5. Vocalisations between mother and calf, which included very weak tonal and grunting sounds, were produced more frequently during active dives than suckling dives, suggesting that mechanical stimuli rather than acoustic cues are used to initiate nursing.
6. Use of mechanical cues for initiating suckling and low level vocalisations with an active space of <100 m indicate a strong selection pressure for acoustic crypsis.
7. Such inconspicuous behaviour likely reduces the risk of exposure to eavesdropping predators and male humpback whale escorts that may disrupt the high proportion of time spent nursing and resting, and hence ultimately compromise calf fitness.
8. The small active space of the weak calls between mother and calf is very sensitive to increases in ambient noise from human encroachment thereby increasing the risk of mother–calf separation.

Rare bowhead whale off Dutch coast


This video says about itself:

This adventure film features Scott McVay, an authority on whales, and filmmaker Bill Mason. The objective was to film the bowhead, a magnificent inhabitant of the cold Arctic seas brought to the edge of extinction by overfishing. With helicopter and Inuit guide, aqualungs and underwater cameras, the expedition searches out and meets the bowhead and beluga.

Directed by Bill Mason – 1974

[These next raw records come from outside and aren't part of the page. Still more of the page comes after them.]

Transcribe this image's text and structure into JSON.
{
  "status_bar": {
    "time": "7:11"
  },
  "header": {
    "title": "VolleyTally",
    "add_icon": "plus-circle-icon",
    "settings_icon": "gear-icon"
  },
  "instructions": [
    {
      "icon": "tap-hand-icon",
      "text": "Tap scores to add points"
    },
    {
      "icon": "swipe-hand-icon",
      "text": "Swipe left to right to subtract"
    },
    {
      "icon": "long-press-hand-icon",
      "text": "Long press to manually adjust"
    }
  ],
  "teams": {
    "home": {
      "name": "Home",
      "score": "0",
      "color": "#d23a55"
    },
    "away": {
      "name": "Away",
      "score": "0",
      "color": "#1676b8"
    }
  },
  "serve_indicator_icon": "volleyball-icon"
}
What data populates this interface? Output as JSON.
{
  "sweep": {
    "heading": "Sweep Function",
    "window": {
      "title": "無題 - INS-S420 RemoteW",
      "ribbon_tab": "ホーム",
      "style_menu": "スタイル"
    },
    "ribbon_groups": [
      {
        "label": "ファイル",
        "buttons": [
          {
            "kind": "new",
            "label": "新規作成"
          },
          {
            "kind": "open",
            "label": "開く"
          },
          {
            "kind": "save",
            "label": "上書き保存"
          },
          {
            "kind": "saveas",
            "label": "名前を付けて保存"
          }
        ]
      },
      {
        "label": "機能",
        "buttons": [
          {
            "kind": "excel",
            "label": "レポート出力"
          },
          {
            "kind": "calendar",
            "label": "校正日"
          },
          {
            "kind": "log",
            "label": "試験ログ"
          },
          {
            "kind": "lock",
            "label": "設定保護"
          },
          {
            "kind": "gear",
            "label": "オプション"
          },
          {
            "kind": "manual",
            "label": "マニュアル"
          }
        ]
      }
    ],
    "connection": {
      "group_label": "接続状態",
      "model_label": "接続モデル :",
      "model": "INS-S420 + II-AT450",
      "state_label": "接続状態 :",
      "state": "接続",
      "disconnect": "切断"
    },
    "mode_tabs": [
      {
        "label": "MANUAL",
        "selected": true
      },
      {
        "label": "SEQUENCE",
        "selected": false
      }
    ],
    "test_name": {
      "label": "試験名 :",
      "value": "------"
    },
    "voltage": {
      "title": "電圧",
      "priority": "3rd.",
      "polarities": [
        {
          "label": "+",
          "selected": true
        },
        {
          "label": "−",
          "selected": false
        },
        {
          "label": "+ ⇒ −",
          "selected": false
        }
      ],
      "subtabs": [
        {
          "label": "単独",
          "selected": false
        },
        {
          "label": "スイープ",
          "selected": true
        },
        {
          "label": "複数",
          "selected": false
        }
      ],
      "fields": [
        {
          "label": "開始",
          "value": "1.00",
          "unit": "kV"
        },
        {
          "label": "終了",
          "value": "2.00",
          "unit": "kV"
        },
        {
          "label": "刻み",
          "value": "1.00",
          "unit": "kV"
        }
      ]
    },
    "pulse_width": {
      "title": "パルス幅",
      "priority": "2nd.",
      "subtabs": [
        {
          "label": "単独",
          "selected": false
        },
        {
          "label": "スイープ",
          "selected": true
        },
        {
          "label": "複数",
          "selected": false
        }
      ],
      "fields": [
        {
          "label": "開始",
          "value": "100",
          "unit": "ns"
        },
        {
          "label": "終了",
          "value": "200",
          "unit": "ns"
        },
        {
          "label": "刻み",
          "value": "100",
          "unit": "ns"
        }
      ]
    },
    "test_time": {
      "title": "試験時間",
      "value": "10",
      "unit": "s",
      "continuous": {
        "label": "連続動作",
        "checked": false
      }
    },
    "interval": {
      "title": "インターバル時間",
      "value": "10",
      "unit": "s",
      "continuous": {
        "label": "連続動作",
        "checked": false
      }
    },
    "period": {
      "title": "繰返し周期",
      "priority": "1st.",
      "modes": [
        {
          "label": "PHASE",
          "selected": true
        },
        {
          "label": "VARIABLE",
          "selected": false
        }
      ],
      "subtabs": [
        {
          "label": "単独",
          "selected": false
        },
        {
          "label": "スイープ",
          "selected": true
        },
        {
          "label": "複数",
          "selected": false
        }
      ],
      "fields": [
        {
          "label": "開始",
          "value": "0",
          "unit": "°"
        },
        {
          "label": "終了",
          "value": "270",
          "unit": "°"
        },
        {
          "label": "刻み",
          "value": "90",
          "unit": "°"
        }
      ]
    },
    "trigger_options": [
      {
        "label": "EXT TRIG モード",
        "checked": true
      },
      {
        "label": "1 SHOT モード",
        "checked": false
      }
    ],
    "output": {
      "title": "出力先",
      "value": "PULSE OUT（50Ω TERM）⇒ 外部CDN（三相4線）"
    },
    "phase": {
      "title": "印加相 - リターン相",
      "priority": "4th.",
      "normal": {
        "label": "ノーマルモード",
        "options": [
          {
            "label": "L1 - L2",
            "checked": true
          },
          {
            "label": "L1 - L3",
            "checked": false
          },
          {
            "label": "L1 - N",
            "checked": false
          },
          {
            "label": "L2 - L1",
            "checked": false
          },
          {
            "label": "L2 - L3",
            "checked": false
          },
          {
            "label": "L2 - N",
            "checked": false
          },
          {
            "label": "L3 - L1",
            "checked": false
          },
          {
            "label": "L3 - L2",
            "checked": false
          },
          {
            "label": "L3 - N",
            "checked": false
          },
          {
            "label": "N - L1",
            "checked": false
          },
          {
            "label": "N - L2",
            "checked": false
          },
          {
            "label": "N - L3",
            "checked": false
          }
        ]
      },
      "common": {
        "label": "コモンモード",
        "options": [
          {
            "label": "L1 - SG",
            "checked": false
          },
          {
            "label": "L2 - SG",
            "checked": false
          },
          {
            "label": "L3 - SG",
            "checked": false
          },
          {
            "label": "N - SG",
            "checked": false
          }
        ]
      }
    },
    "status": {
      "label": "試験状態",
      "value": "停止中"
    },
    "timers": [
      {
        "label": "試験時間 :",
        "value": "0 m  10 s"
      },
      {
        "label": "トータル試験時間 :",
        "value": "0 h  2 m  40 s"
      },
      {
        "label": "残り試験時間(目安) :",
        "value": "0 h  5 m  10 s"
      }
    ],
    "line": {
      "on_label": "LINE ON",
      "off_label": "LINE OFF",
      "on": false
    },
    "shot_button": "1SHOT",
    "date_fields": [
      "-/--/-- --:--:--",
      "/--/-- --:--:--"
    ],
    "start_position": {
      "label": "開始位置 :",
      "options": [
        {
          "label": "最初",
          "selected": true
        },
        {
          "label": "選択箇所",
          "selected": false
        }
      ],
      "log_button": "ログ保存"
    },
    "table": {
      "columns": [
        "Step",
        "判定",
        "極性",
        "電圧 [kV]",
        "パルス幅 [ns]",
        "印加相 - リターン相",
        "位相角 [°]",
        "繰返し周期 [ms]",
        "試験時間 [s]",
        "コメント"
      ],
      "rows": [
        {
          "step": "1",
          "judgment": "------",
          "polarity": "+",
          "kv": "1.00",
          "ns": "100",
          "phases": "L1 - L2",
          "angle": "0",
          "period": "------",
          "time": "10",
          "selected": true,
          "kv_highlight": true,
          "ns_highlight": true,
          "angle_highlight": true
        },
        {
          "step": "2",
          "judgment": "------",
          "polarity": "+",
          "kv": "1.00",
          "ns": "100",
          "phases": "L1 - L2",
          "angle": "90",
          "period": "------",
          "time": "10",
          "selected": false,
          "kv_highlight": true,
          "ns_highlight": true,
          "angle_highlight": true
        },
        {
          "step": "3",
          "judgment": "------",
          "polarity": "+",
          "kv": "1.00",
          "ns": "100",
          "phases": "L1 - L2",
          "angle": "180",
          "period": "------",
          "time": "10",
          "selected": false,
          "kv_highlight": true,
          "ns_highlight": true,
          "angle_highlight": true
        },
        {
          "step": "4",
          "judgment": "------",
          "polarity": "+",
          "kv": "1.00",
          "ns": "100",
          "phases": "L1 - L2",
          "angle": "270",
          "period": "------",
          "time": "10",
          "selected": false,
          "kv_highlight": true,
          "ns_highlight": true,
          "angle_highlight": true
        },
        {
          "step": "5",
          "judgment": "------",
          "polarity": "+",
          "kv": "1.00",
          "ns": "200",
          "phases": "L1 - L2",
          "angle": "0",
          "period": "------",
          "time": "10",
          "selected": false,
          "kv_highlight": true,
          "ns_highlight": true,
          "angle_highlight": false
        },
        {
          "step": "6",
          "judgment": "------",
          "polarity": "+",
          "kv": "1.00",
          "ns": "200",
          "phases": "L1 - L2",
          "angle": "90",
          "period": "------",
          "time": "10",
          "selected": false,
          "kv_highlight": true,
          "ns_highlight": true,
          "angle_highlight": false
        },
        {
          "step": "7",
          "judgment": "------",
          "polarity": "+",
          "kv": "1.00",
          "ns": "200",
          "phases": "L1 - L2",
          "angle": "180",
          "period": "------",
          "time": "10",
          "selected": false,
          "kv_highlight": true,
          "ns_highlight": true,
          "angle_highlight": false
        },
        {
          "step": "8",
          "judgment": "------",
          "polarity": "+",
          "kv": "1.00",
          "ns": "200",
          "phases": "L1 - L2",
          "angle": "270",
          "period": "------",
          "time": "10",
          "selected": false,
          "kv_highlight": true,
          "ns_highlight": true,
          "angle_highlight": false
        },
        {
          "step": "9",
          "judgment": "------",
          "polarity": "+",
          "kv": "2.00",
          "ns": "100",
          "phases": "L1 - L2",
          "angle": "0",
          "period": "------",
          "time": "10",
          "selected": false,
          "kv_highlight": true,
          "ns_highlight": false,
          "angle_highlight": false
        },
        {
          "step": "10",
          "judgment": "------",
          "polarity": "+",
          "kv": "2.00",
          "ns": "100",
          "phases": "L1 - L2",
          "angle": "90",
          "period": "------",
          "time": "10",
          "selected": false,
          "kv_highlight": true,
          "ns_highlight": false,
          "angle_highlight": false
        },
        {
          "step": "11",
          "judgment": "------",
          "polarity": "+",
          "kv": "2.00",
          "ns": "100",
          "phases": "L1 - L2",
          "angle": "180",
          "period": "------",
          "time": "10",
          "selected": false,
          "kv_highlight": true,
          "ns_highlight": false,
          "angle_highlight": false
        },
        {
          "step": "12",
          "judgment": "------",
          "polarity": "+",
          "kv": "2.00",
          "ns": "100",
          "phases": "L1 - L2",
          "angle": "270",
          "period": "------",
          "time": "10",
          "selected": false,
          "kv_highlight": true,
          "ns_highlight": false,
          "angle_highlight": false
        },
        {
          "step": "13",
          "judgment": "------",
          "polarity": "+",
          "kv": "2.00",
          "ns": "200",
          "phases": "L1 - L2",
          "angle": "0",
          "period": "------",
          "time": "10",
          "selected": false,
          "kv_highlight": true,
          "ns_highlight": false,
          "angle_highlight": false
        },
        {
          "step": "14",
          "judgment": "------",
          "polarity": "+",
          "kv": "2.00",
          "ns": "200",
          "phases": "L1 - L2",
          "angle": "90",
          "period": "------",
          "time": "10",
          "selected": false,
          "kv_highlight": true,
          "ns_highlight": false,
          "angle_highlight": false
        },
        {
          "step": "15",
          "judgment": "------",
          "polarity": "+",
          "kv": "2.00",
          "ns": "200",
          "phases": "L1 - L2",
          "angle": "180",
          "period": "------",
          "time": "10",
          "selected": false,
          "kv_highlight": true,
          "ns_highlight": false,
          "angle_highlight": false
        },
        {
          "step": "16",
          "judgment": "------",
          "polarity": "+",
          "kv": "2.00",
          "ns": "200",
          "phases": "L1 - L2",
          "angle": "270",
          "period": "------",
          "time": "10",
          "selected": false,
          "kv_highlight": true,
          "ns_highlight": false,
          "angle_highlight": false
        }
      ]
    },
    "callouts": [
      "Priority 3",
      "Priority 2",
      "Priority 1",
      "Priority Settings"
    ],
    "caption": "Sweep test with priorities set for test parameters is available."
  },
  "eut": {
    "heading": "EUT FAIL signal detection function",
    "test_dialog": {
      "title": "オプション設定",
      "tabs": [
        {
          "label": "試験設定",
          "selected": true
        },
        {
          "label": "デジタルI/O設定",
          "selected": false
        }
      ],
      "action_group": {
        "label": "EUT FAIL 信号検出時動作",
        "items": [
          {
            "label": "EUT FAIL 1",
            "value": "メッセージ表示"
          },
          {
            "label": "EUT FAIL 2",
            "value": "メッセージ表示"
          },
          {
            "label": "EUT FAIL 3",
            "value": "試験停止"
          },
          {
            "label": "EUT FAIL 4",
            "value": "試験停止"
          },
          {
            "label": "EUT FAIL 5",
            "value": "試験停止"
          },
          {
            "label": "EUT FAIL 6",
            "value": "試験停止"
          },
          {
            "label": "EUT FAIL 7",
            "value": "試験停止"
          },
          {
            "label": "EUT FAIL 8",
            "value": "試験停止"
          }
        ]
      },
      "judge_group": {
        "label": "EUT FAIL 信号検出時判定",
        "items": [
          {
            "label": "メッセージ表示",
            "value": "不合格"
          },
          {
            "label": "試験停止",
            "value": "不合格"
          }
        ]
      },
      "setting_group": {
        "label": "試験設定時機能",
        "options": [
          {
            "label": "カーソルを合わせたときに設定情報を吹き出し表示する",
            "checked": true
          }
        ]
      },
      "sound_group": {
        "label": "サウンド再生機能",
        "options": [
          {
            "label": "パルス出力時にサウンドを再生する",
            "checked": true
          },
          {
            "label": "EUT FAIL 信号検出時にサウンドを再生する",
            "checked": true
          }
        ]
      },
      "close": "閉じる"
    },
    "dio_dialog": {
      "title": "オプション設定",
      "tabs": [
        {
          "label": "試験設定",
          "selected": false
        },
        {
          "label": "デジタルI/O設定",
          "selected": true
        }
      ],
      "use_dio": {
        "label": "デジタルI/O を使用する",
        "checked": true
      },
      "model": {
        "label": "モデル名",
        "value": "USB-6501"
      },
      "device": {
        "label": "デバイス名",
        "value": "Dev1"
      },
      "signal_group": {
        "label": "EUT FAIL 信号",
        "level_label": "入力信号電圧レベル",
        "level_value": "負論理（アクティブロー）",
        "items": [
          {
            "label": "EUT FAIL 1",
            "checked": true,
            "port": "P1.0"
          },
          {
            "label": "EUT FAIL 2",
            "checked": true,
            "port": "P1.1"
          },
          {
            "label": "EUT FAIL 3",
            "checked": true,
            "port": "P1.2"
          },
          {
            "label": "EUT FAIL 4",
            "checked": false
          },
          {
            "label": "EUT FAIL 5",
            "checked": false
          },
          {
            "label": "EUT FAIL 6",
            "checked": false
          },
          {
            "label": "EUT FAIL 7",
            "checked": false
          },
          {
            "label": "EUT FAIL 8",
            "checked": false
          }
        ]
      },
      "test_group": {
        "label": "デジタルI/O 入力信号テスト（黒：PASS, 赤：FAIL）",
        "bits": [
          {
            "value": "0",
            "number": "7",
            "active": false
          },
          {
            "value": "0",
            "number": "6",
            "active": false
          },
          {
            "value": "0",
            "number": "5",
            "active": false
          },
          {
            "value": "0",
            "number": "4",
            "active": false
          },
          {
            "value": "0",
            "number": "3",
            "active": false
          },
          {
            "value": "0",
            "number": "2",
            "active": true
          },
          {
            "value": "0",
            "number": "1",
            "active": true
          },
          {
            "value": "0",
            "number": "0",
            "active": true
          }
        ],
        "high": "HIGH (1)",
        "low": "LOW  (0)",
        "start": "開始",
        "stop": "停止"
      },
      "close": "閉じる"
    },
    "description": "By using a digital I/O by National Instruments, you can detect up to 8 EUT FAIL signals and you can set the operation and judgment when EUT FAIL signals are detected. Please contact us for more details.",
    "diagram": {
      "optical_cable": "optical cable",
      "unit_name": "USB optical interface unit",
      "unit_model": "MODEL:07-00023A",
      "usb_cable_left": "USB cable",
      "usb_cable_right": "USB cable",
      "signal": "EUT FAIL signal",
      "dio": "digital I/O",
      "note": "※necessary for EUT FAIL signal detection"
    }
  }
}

On 10 April 2017, for the first time ever, a bowhead whale was seen off the Dutch coast.

Wilma Bronke and Ingrid Pul saw it near Vlissingen in Zeeland province.

Probably, this is the same bowhead whale as the one seen off the Belgian coast on 31 March. That was the first time ever for this species in Belgium as well.